You should see some voltage. How much depends on the battery used by
the meter to measure resistance. This voltage should go down slowly as
the capacitor discharges.
Now let's change the resistance to 2 ohms and see what happens to the
time constant. Start by discharging the capacitor. Now flip the switch
to the charge position and freeze time when the voltage reaches 6.32
volts.



Same circuit with a 2 ohm resistor. Notice that it takes twice as long for the capacitor to reach 63.2%


This
is the same circuit as to the left. Here the horizontal scale has been
shrunk in half. Notice that the shape of the curves is identical to the
original 5second scale.

This time it took two seconds to reach 63.2% of the battery voltage.
What happened. It's like pinching the hose from the air compressor to
the air tank. The higher resistance caused it to take longer to fill
the tank. The higher resistance does the same thing to the circuit.
Twice the resistance leads to twice the time. Now put the 1 ohm
resistor back in the circuit and change the capacitor to a 2 farad
capacitor. We get exactly the same result. The time constant has
increased to 2 seconds. Using the original horizontal scale on the
graph the curve becomes stretched out. However, if we shrink the
horizontal scale proportionally the curve looks identical to the
original.
Let's change the scale so that it always shows 5 time constants, regardless of how long a time constant is.



Here we have 2 ohms and 1 farad. The time constant is 2 seconds.

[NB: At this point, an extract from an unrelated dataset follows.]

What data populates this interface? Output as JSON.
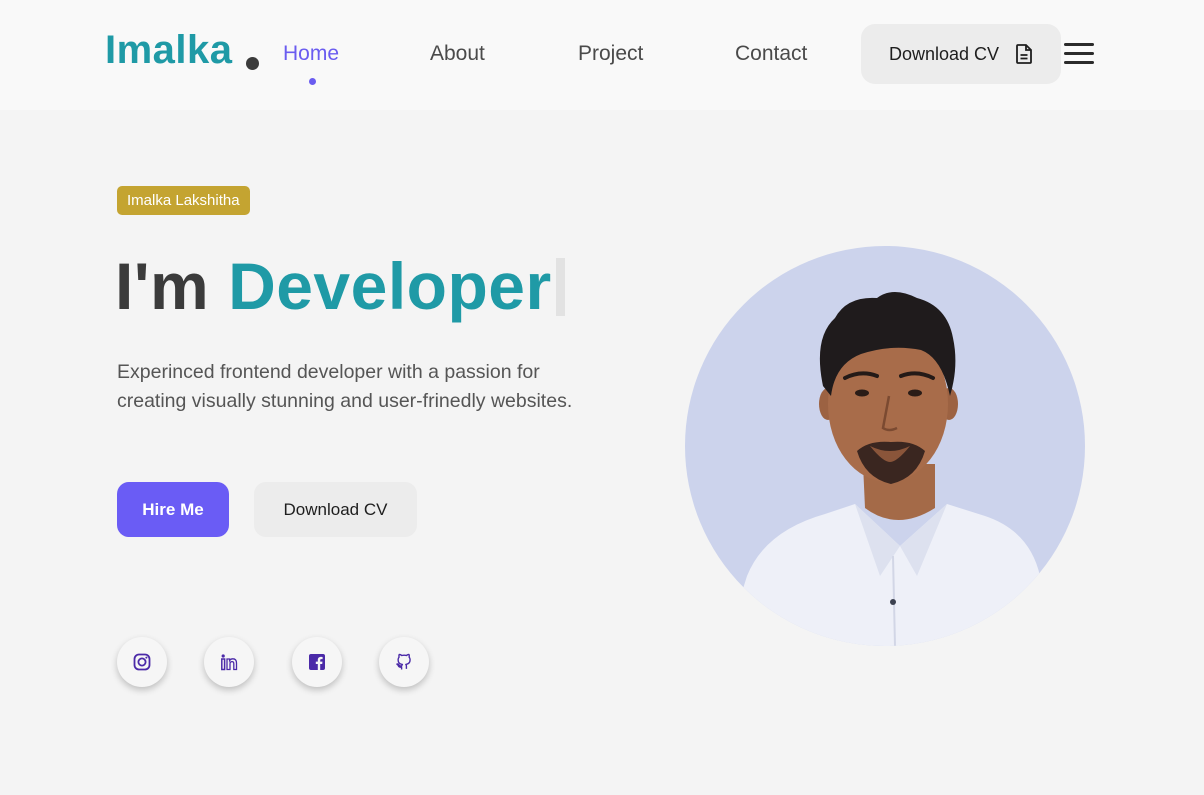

Here
we have 2 ohms and 100,000 microfarads. The smaller capacitor charges
10 times as fast so the time constant is only 200 mS (0.2 seconds).
However, no matter how long a time constant is, the curves look
identical if the horizontal scale is in time constants.